● WORK ITEM
Everything in the records must be copied exactly, apart from the pictures.

● EXTRACTED RECORDS

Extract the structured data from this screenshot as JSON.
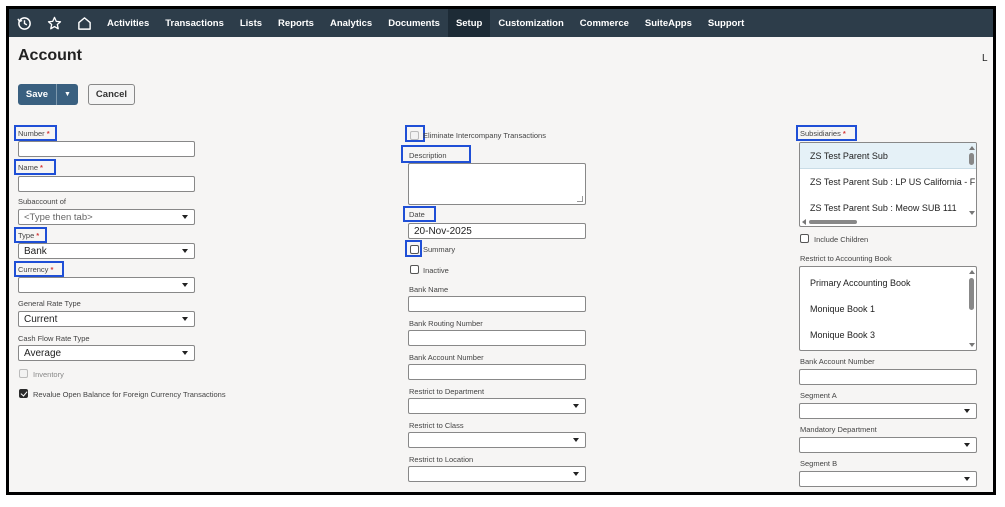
{
  "nav": {
    "icons": [
      "history-icon",
      "star-icon",
      "home-icon"
    ],
    "items": [
      "Activities",
      "Transactions",
      "Lists",
      "Reports",
      "Analytics",
      "Documents",
      "Setup",
      "Customization",
      "Commerce",
      "SuiteApps",
      "Support"
    ],
    "active": "Setup"
  },
  "page": {
    "title": "Account",
    "corner_letter": "L"
  },
  "toolbar": {
    "save_label": "Save",
    "cancel_label": "Cancel"
  },
  "left": {
    "number_label": "Number",
    "name_label": "Name",
    "subaccount_label": "Subaccount of",
    "subaccount_placeholder": "<Type then tab>",
    "type_label": "Type",
    "type_value": "Bank",
    "currency_label": "Currency",
    "currency_value": "",
    "general_rate_label": "General Rate Type",
    "general_rate_value": "Current",
    "cash_flow_label": "Cash Flow Rate Type",
    "cash_flow_value": "Average",
    "inventory_label": "Inventory",
    "revalue_label": "Revalue Open Balance for Foreign Currency Transactions"
  },
  "middle": {
    "eliminate_label": "Eliminate Intercompany Transactions",
    "description_label": "Description",
    "date_label": "Date",
    "date_value": "20-Nov-2025",
    "summary_label": "Summary",
    "inactive_label": "Inactive",
    "bank_name_label": "Bank Name",
    "bank_routing_label": "Bank Routing Number",
    "bank_account_label": "Bank Account Number",
    "restrict_department_label": "Restrict to Department",
    "restrict_class_label": "Restrict to Class",
    "restrict_location_label": "Restrict to Location"
  },
  "right": {
    "subsidiaries_label": "Subsidiaries",
    "subsidiaries": [
      "ZS Test Parent Sub",
      "ZS Test Parent Sub : LP US California - F",
      "ZS Test Parent Sub : Meow SUB 111"
    ],
    "include_children_label": "Include Children",
    "accounting_book_label": "Restrict to Accounting Book",
    "accounting_books": [
      "Primary Accounting Book",
      "Monique Book 1",
      "Monique Book 3"
    ],
    "bank_account_label": "Bank Account Number",
    "segment_a_label": "Segment A",
    "mandatory_department_label": "Mandatory Department",
    "segment_b_label": "Segment B"
  },
  "colors": {
    "nav_bg": "#2d3d4a",
    "save_bg": "#3a6080",
    "highlight_box": "#1f4fd6",
    "required": "#d43b3b"
  }
}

● RESPONSE TO THIS TASK
Extract the structured data from this screenshot as JSON.
{
  "nav": {
    "icons": [
      "history-icon",
      "star-icon",
      "home-icon"
    ],
    "items": [
      "Activities",
      "Transactions",
      "Lists",
      "Reports",
      "Analytics",
      "Documents",
      "Setup",
      "Customization",
      "Commerce",
      "SuiteApps",
      "Support"
    ],
    "active": "Setup"
  },
  "page": {
    "title": "Account",
    "corner_letter": "L"
  },
  "toolbar": {
    "save_label": "Save",
    "cancel_label": "Cancel"
  },
  "left": {
    "number_label": "Number",
    "name_label": "Name",
    "subaccount_label": "Subaccount of",
    "subaccount_placeholder": "<Type then tab>",
    "type_label": "Type",
    "type_value": "Bank",
    "currency_label": "Currency",
    "currency_value": "",
    "general_rate_label": "General Rate Type",
    "general_rate_value": "Current",
    "cash_flow_label": "Cash Flow Rate Type",
    "cash_flow_value": "Average",
    "inventory_label": "Inventory",
    "revalue_label": "Revalue Open Balance for Foreign Currency Transactions"
  },
  "middle": {
    "eliminate_label": "Eliminate Intercompany Transactions",
    "description_label": "Description",
    "date_label": "Date",
    "date_value": "20-Nov-2025",
    "summary_label": "Summary",
    "inactive_label": "Inactive",
    "bank_name_label": "Bank Name",
    "bank_routing_label": "Bank Routing Number",
    "bank_account_label": "Bank Account Number",
    "restrict_department_label": "Restrict to Department",
    "restrict_class_label": "Restrict to Class",
    "restrict_location_label": "Restrict to Location"
  },
  "right": {
    "subsidiaries_label": "Subsidiaries",
    "subsidiaries": [
      "ZS Test Parent Sub",
      "ZS Test Parent Sub : LP US California - F",
      "ZS Test Parent Sub : Meow SUB 111"
    ],
    "include_children_label": "Include Children",
    "accounting_book_label": "Restrict to Accounting Book",
    "accounting_books": [
      "Primary Accounting Book",
      "Monique Book 1",
      "Monique Book 3"
    ],
    "bank_account_label": "Bank Account Number",
    "segment_a_label": "Segment A",
    "mandatory_department_label": "Mandatory Department",
    "segment_b_label": "Segment B"
  },
  "colors": {
    "nav_bg": "#2d3d4a",
    "save_bg": "#3a6080",
    "highlight_box": "#1f4fd6",
    "required": "#d43b3b"
  }
}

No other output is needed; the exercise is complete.